Do Not Miss

  • Modern photography refers to a range of approaches from Straight Photography, New Vision photography, Dada and Surrealist photography, and later abstract tendencies.
  • The Sublime via feelings of terror, awe, and infinity have for centuries been represented by important artists.
  • The artistic history of the US stretches from indigenous art and Hudson River School into Contemporary art. Enjoy our guide through the many American movements.
  • Postmodernism is a broad period of artmaking that occured after the period known as modernism - a period that was driven by a radical and forward thinking approach, ideas of technological positivity, and grand narratives of Western domination and progress. Neo-Dada and later Pop artists are considered the first postmodern movements.

The Important Artists and Works of Modern Art

Impression, Sunrise (1873)

Artist: Claude Monet

In this seminal work of modern art, Monet's loose handling of paint and his focus on light and atmosphere within the landscape scene are all key characteristics of Impressionism, which is widely considered the first fully modern movement. Monet's use of abstraction evokes what the artist sensed or experienced while painting the scene, which was a highly unusual approach for a painter to adopt at the time. The title of the work, Impression, Sunrise not only provided critics with the name that the movement would later receive, but also conveys the transitory, fleeting and subjective nature of the painting. It is Monet's visual impression of what he observed during that sunrise.

The Large Bathers (1898-1906)

Artist: Paul Cézanne

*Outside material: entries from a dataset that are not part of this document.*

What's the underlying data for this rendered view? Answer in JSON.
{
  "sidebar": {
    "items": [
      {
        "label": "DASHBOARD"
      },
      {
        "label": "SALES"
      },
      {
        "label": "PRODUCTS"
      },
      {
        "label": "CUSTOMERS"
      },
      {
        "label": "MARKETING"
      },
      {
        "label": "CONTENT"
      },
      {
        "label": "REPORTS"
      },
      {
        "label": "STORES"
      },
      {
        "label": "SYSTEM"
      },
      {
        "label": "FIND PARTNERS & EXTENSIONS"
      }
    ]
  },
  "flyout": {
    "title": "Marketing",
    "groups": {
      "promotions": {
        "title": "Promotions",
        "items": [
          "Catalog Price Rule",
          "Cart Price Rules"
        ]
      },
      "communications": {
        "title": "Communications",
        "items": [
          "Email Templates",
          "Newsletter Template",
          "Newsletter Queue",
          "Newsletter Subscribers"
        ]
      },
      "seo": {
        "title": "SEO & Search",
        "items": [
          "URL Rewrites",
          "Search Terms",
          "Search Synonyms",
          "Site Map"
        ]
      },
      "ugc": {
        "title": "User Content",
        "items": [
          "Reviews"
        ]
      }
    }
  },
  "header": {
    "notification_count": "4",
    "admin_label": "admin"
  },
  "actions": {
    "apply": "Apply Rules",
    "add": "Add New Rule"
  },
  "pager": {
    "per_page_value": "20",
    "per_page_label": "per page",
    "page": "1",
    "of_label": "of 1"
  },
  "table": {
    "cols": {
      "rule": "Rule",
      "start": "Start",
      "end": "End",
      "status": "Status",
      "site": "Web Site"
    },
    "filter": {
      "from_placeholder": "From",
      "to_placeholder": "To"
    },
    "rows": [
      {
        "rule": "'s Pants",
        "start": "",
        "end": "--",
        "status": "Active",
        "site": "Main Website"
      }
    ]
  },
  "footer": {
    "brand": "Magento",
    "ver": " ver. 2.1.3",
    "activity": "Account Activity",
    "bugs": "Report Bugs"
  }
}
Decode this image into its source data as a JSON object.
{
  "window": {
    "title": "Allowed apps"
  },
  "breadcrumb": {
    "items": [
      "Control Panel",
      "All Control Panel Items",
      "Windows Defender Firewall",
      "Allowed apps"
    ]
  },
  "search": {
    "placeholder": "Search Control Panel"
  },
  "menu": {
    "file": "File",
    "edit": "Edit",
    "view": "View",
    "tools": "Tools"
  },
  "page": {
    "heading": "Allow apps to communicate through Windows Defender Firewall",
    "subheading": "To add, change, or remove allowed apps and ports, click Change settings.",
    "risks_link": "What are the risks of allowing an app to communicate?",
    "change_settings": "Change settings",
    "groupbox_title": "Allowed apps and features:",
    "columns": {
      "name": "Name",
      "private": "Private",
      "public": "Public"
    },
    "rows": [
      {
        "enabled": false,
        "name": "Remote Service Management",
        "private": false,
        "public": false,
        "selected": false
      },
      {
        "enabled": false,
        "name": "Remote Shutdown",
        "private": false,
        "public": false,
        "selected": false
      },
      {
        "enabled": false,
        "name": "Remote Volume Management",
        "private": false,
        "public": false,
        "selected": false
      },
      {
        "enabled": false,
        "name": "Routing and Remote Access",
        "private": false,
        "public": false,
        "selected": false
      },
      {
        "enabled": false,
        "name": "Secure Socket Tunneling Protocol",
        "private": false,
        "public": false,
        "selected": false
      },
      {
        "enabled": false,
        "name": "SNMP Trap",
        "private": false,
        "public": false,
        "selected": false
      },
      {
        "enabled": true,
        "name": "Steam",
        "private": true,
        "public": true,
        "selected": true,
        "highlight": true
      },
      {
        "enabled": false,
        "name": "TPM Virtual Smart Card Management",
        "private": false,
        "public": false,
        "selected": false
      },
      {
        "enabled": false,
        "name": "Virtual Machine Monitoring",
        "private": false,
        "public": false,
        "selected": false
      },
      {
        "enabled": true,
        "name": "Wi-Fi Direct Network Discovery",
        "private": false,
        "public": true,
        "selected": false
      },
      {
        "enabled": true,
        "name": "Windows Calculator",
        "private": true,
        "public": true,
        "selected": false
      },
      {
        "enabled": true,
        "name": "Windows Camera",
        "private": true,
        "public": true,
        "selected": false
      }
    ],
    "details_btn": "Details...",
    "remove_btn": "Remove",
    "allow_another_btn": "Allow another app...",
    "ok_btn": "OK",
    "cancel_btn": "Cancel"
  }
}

The Large Bathers is one of the finest examples of Cézanne's exploration of the theme of the modern, heroic nude within a natural setting. The series of nudes are arranged into a variety of positions, like objects in a still life, under the pointed arch formed by the intersection of trees and the sky. Cézanne was attempting a departure from the Impressionist motifs of light and natural effect and instead composed this scene as a series of carefully constructed figures, as if creating sculpture with his paintbrush. He was more concerned with the way the forms occupied space than with recording his visual observations. This destruction of regular illusionism and the radical foray into increased abstraction is considered an important precursor to Cubism.

Les Demoiselles d'Avignon (1907)

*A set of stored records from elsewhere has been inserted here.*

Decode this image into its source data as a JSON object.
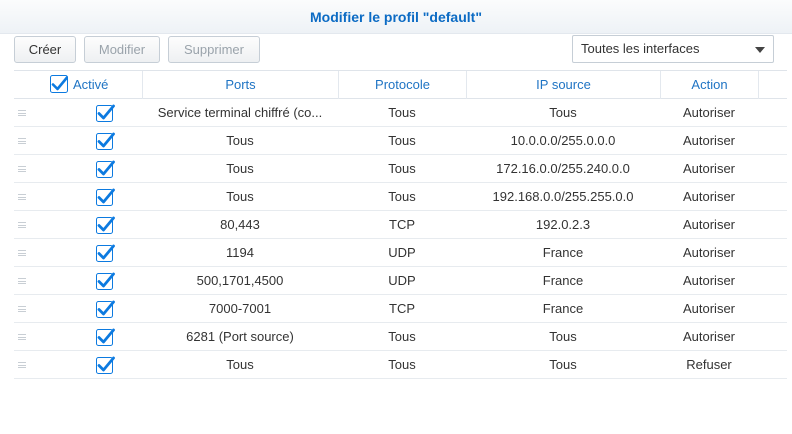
{
  "title": "Modifier le profil \"default\"",
  "toolbar": {
    "create_label": "Créer",
    "edit_label": "Modifier",
    "delete_label": "Supprimer"
  },
  "interface_select": {
    "value": "Toutes les interfaces"
  },
  "colors": {
    "accent": "#1f74c4",
    "check": "#0c7ae0"
  },
  "table": {
    "headers": {
      "enabled": "Activé",
      "ports": "Ports",
      "protocol": "Protocole",
      "ip_source": "IP source",
      "action": "Action"
    },
    "rows": [
      {
        "enabled": true,
        "ports": "Service terminal chiffré (co...",
        "protocol": "Tous",
        "ip_source": "Tous",
        "action": "Autoriser"
      },
      {
        "enabled": true,
        "ports": "Tous",
        "protocol": "Tous",
        "ip_source": "10.0.0.0/255.0.0.0",
        "action": "Autoriser"
      },
      {
        "enabled": true,
        "ports": "Tous",
        "protocol": "Tous",
        "ip_source": "172.16.0.0/255.240.0.0",
        "action": "Autoriser"
      },
      {
        "enabled": true,
        "ports": "Tous",
        "protocol": "Tous",
        "ip_source": "192.168.0.0/255.255.0.0",
        "action": "Autoriser"
      },
      {
        "enabled": true,
        "ports": "80,443",
        "protocol": "TCP",
        "ip_source": "192.0.2.3",
        "action": "Autoriser"
      },
      {
        "enabled": true,
        "ports": "1194",
        "protocol": "UDP",
        "ip_source": "France",
        "action": "Autoriser"
      },
      {
        "enabled": true,
        "ports": "500,1701,4500",
        "protocol": "UDP",
        "ip_source": "France",
        "action": "Autoriser"
      },
      {
        "enabled": true,
        "ports": "7000-7001",
        "protocol": "TCP",
        "ip_source": "France",
        "action": "Autoriser"
      },
      {
        "enabled": true,
        "ports": "6281 (Port source)",
        "protocol": "Tous",
        "ip_source": "Tous",
        "action": "Autoriser"
      },
      {
        "enabled": true,
        "ports": "Tous",
        "protocol": "Tous",
        "ip_source": "Tous",
        "action": "Refuser"
      }
    ]
  }
}
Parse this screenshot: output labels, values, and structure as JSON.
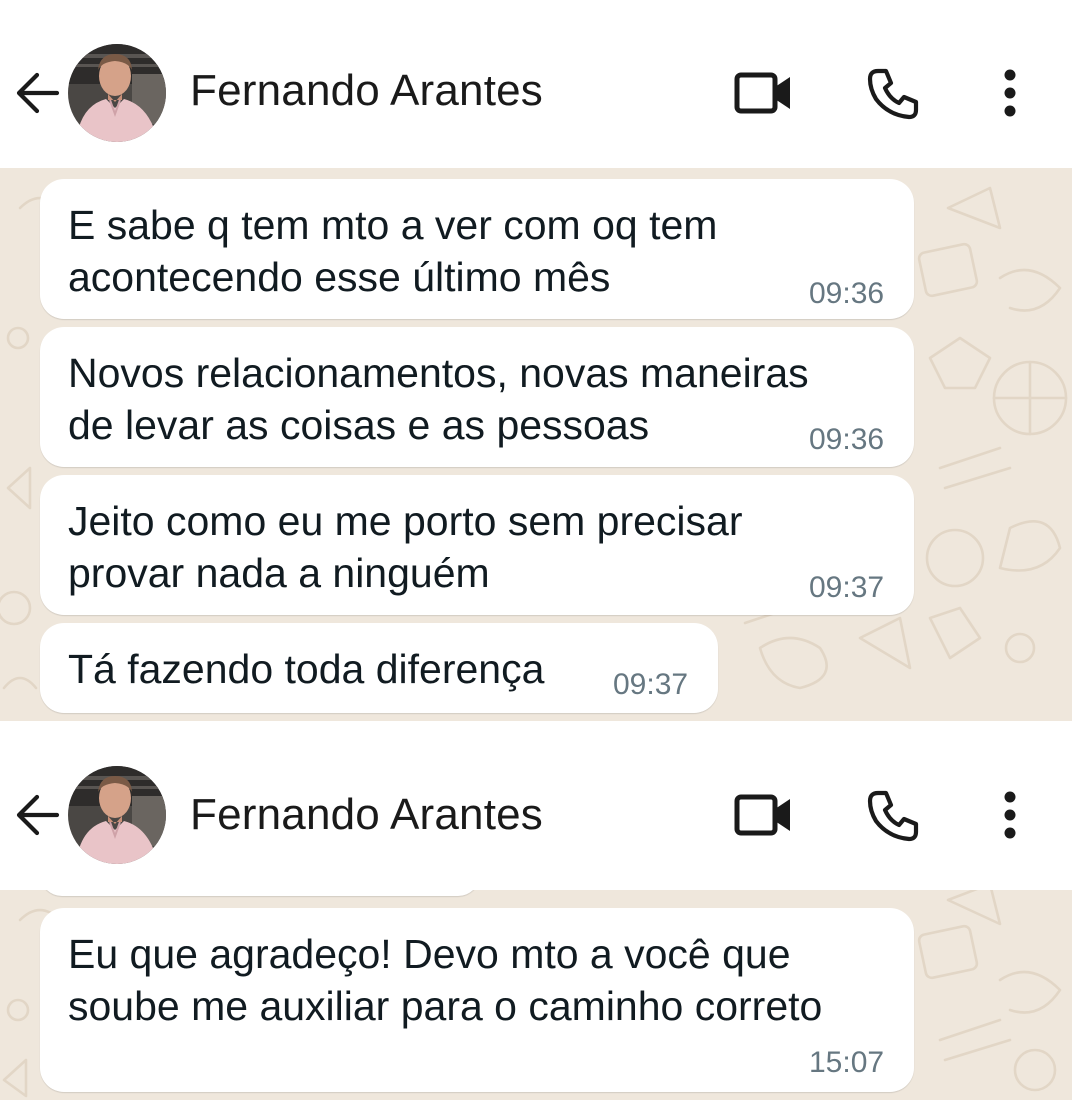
{
  "contact": {
    "name": "Fernando Arantes"
  },
  "icons": {
    "back": "arrow-left-icon",
    "video": "video-camera-icon",
    "call": "phone-icon",
    "menu": "more-vertical-icon"
  },
  "colors": {
    "chat_background": "#efe7dc",
    "bubble_incoming": "#ffffff",
    "timestamp": "#667781",
    "text": "#111b21"
  },
  "screen1": {
    "messages": [
      {
        "text_line1": "E sabe q tem mto a ver com oq tem",
        "text_line2": "acontecendo esse último mês",
        "time": "09:36"
      },
      {
        "text_line1": "Novos relacionamentos, novas maneiras",
        "text_line2": "de levar as coisas e as pessoas",
        "time": "09:36"
      },
      {
        "text_line1": "Jeito como eu me porto sem precisar",
        "text_line2": "provar nada a ninguém",
        "time": "09:37"
      },
      {
        "text_line1": "Tá fazendo toda diferença",
        "time": "09:37"
      }
    ]
  },
  "screen2": {
    "messages": [
      {
        "text_line1": "Eu que agradeço! Devo mto a você que",
        "text_line2": "soube me auxiliar para o caminho correto",
        "time": "15:07"
      }
    ]
  }
}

Artist: Pablo Picasso

For Les Demoiselles d'Avignon, Picasso gathered inspiration from a variety of sources, including African tribal art, Expressionism, and the Post-Impressionist paintings of Paul Cézanne. Assimilating these seemingly disparate sources in one piece was a new approach to art making and conveys just how much artists' perspectives expanded with the rise of modernism. The painting originally raised significant controversy for its depiction of a brothel scene and for the jagged, protruding, and abstract forms used to depict the women. It is also widely considered the artwork that launched the Cubism movement. The multiplicity of styles incorporated within this work - from Iberian sculpture referenced in the women's' bodies to the sculptural deconstruction of space derived from Cézanne - not only represent a clear turning point in Picasso's career, but make the painting an incredibly distinct achievement of the modern era.

Useful Resources on Modern Art

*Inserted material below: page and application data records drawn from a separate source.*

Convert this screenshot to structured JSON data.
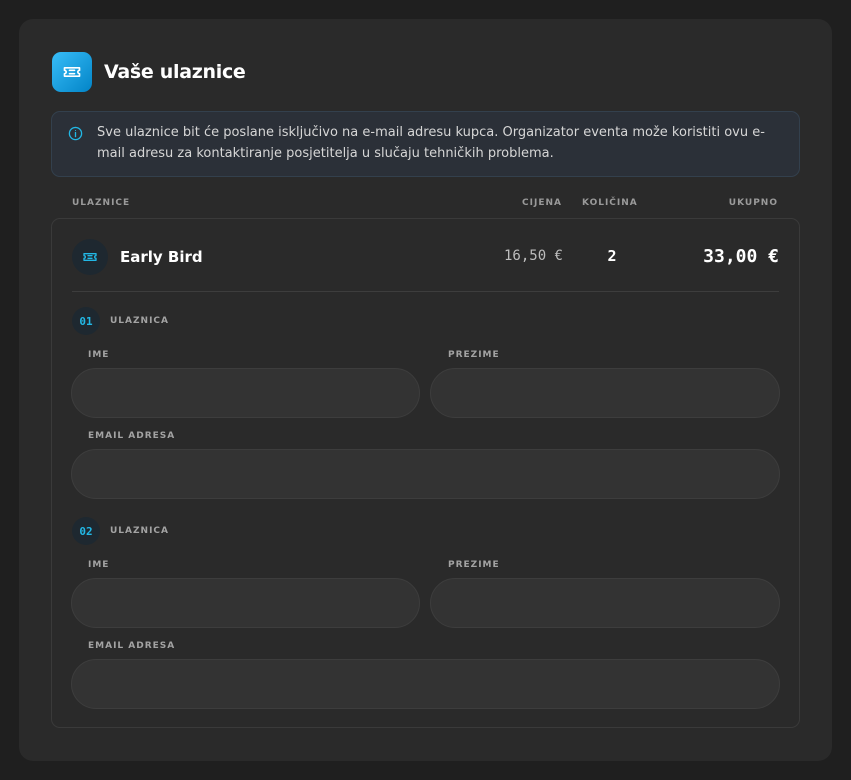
{
  "header": {
    "title": "Vaše ulaznice",
    "icon": "ticket-icon"
  },
  "notice": {
    "icon": "info-icon",
    "text": "Sve ulaznice bit će poslane isključivo na e-mail adresu kupca. Organizator eventa može koristiti ovu e-mail adresu za kontaktiranje posjetitelja u slučaju tehničkih problema."
  },
  "columns": {
    "tickets": "ULAZNICE",
    "price": "CIJENA",
    "quantity": "KOLIČINA",
    "total": "UKUPNO"
  },
  "ticket": {
    "name": "Early Bird",
    "price": "16,50 €",
    "quantity": "2",
    "total": "33,00 €"
  },
  "attendees": [
    {
      "number": "01",
      "label": "ULAZNICA",
      "first_name_label": "IME",
      "first_name_value": "",
      "last_name_label": "PREZIME",
      "last_name_value": "",
      "email_label": "EMAIL ADRESA",
      "email_value": ""
    },
    {
      "number": "02",
      "label": "ULAZNICA",
      "first_name_label": "IME",
      "first_name_value": "",
      "last_name_label": "PREZIME",
      "last_name_value": "",
      "email_label": "EMAIL ADRESA",
      "email_value": ""
    }
  ],
  "colors": {
    "accent": "#22b8e6",
    "card_bg": "#2a2a2a",
    "page_bg": "#1f1f1f"
  }
}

Special Features
video clips
Special Features
Do more

Content compiled and written by Justin Wolf

Edited and published by The Art Story Contributors

"Modern Art Definition Overview and Analysis". [Internet]. . TheArtStory.org
Content compiled and written by Justin Wolf
Edited and published by The Art Story Contributors
Available from:
First published on 25 Jan 2015. Updated and modified regularly
[Accessed ]